Format

Send to

Choose Destination
Cell Rep. 2016 Mar 29;14(12):2797-808. doi: 10.1016/j.celrep.2016.02.063. Epub 2016 Mar 17.

Alternative Splicing of G9a Regulates Neuronal Differentiation.

Author information

1
Departamento de Fisiología, Biología Molecular y Celular, Facultad de Ciencias Exactas y Naturales, Universidad de Buenos Aires and Instituto de Fisiología, Biología Molecular y Neurociencias (IFIBYNE-CONICET), Ciudad Universitaria Pabellón II, C1428EHA Buenos Aires, Argentina.
2
Departamento de Química Biológica, Facultad de Ciencias Exactas y Naturales, Universidad de Buenos Aires, Ciudad Universitaria Pabellón II, C1428EHA Buenos Aires, Argentina.
3
Departamento de Física, Facultad de Ciencias Exactas y Naturales, Universidad de Buenos Aires and IFIBA-CONICET, Cuidad Universitaria Pabellón I, C1428EHA Buenos Aires, Argentina.
4
Instituto de Investigación en Biomedicina de Buenos Aires CONICET, Partner Institute of the Max Planck Society, C1425FQD Buenos Aires, Argentina.
5
Departamento de Física, Facultad de Ciencias Exactas y Naturales, Universidad de Buenos Aires and IFIBA-CONICET, Cuidad Universitaria Pabellón I, C1428EHA Buenos Aires, Argentina; Centro de Microscopías Avanzadas, Facultad de Ciencias Exactas y Naturales, Universidad de Buenos Aires, Cuidad Universitaria, C1428EHA Buenos Aires, Argentina.
6
Departamento de Química Biológica, Facultad de Ciencias Exactas y Naturales, Universidad de Buenos Aires, Ciudad Universitaria Pabellón II, C1428EHA Buenos Aires, Argentina; Fundación Instituto Leloir, C1405BWE Buenos Aires, Argentina.
7
Departamento de Fisiología, Biología Molecular y Celular, Facultad de Ciencias Exactas y Naturales, Universidad de Buenos Aires and Instituto de Fisiología, Biología Molecular y Neurociencias (IFIBYNE-CONICET), Ciudad Universitaria Pabellón II, C1428EHA Buenos Aires, Argentina. Electronic address: ark@fbmc.fcen.uba.ar.

Abstract

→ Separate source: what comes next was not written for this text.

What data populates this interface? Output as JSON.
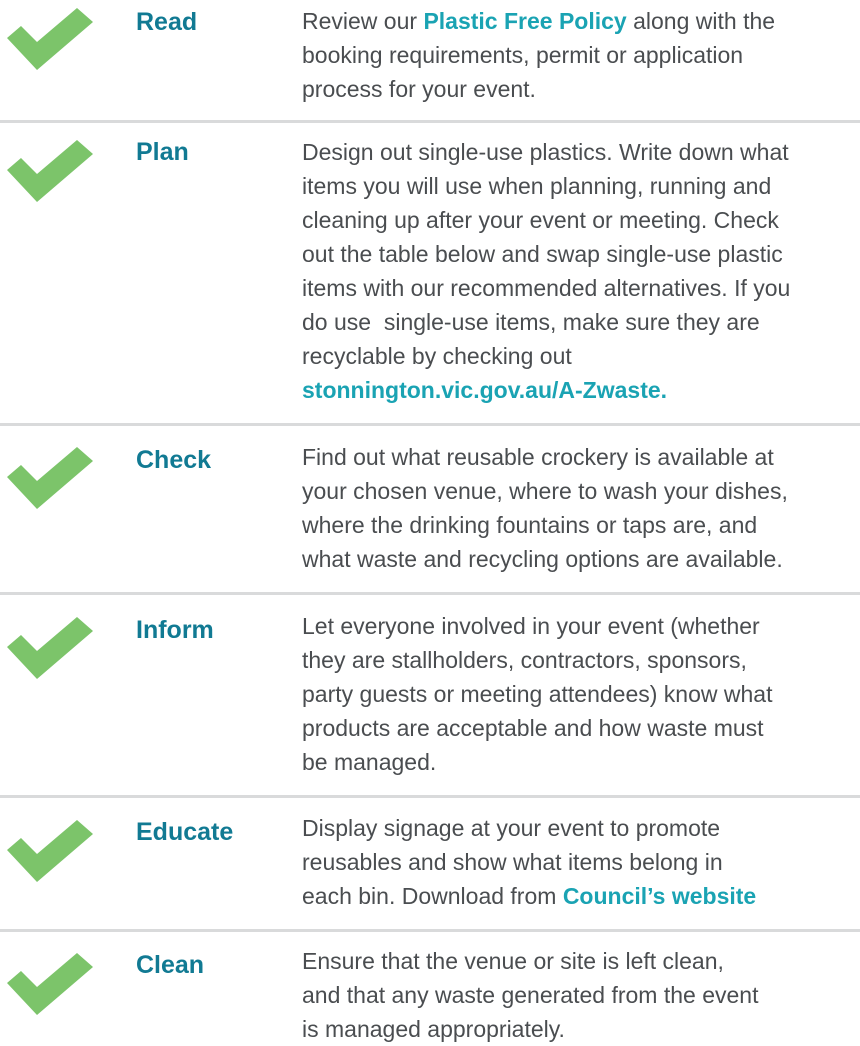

Chromatin modifications are critical for the establishment and maintenance of differentiation programs. G9a, the enzyme responsible for histone H3 lysine 9 dimethylation in mammalian euchromatin, exists as two isoforms with differential inclusion of exon 10 (E10) through alternative splicing. We find that the G9a methyltransferase is required for differentiation of the mouse neuronal cell line N2a and that E10 inclusion increases during neuronal differentiation of cultured cells, as well as in the developing mouse brain. Although E10 inclusion greatly stimulates overall H3K9me2 levels, it does not affect G9a catalytic activity. Instead, E10 increases G9a nuclear localization. We show that the G9a E10(+) isoform is necessary for neuron differentiation and regulates the alternative splicing pattern of its own pre-mRNA, enhancing E10 inclusion. Overall, our findings indicate that by regulating its own alternative splicing, G9a promotes neuron differentiation and creates a positive feedback loop that reinforces cellular commitment to differentiation.

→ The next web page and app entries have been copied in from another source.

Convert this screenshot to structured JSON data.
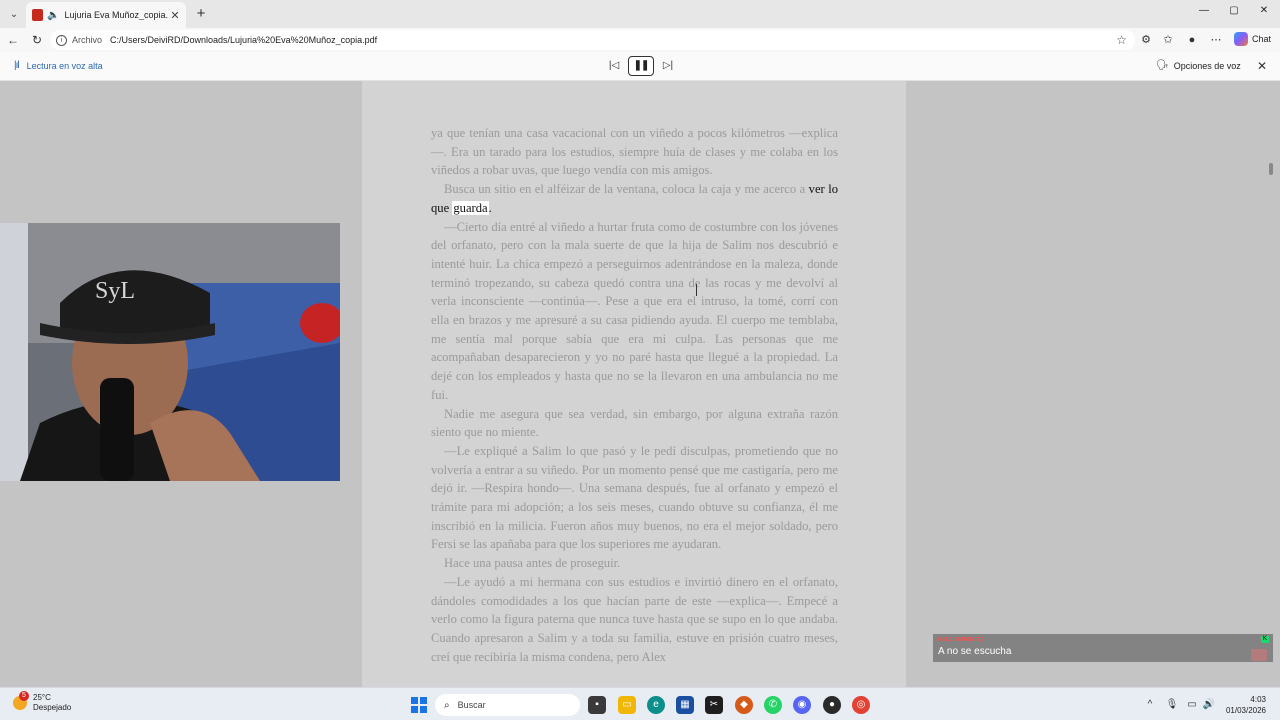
{
  "browser": {
    "tab_title": "Lujuria Eva Muñoz_copia.pdf",
    "scheme_label": "Archivo",
    "url": "C:/Users/DeiviRD/Downloads/Lujuria%20Eva%20Muñoz_copia.pdf",
    "copilot_label": "Chat",
    "window_controls": [
      "—",
      "▢",
      "✕"
    ]
  },
  "read_aloud": {
    "title": "Lectura en voz alta",
    "voice_options": "Opciones de voz"
  },
  "document": {
    "paragraphs": [
      {
        "indent": false,
        "before": "ya que tenían una casa vacacional con un viñedo a pocos kilómetros —explica—. Era un tarado para los estudios, siempre huía de clases y me colaba en los viñedos a robar uvas, que luego vendía con mis amigos.",
        "highlight": "",
        "word": "",
        "after": ""
      },
      {
        "indent": true,
        "before": "Busca un sitio en el alféizar de la ventana, coloca la caja y me acerco a ",
        "highlight": "ver lo que ",
        "word": "guarda",
        "after": "."
      },
      {
        "indent": true,
        "before": "—Cierto día entré al viñedo a hurtar fruta como de costumbre con los jóvenes del orfanato, pero con la mala suerte de que la hija de Salim nos descubrió e intenté huir. La chica empezó a perseguirnos adentrándose en la maleza, donde terminó tropezando, su cabeza quedó contra una de las rocas y me devolví al verla inconsciente —continúa—. Pese a que era el intruso, la tomé, corrí con ella en brazos y me apresuré a su casa pidiendo ayuda. El cuerpo me temblaba, me sentía mal porque sabía que era mi culpa. Las personas que me acompañaban desaparecieron y yo no paré hasta que llegué a la propiedad. La dejé con los empleados y hasta que no se la llevaron en una ambulancia no me fui.",
        "highlight": "",
        "word": "",
        "after": ""
      },
      {
        "indent": true,
        "before": "Nadie me asegura que sea verdad, sin embargo, por alguna extraña razón siento que no miente.",
        "highlight": "",
        "word": "",
        "after": ""
      },
      {
        "indent": true,
        "before": "—Le expliqué a Salim lo que pasó y le pedí disculpas, prometiendo que no volvería a entrar a su viñedo. Por un momento pensé que me castigaría, pero me dejó ir. —Respira hondo—. Una semana después, fue al orfanato y empezó el trámite para mi adopción; a los seis meses, cuando obtuve su confianza, él me inscribió en la milicia. Fueron años muy buenos, no era el mejor soldado, pero Fersi se las apañaba para que los superiores me ayudaran.",
        "highlight": "",
        "word": "",
        "after": ""
      },
      {
        "indent": true,
        "before": "Hace una pausa antes de proseguir.",
        "highlight": "",
        "word": "",
        "after": ""
      },
      {
        "indent": true,
        "before": "—Le ayudó a mi hermana con sus estudios e invirtió dinero en el orfanato, dándoles comodidades a los que hacían parte de este —explica—. Empecé a verlo como la figura paterna que nunca tuve hasta que se supo en lo que andaba. Cuando apresaron a Salim y a toda su familia, estuve en prisión cuatro meses, creí que recibiría la misma condena, pero Alex",
        "highlight": "",
        "word": "",
        "after": ""
      }
    ]
  },
  "chat": {
    "username": "MELLITAMONTES",
    "message": "A no se escucha",
    "badge": "K"
  },
  "taskbar": {
    "weather_temp": "25°C",
    "weather_desc": "Despejado",
    "weather_badge": "5",
    "search_placeholder": "Buscar",
    "time": "4:03",
    "date": "01/03/2026"
  },
  "colors": {
    "accent": "#2b6ab0",
    "pdf_red": "#c42b1c",
    "page_bg": "#d3d3d3",
    "viewer_bg": "#c4c4c4"
  }
}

PMID:
26997278
DOI:
10.1016/j.celrep.2016.02.063
[Indexed for MEDLINE]
Free full text

Supplemental Content

Full text links

Icon for Elsevier Science
Loading ...
Support Center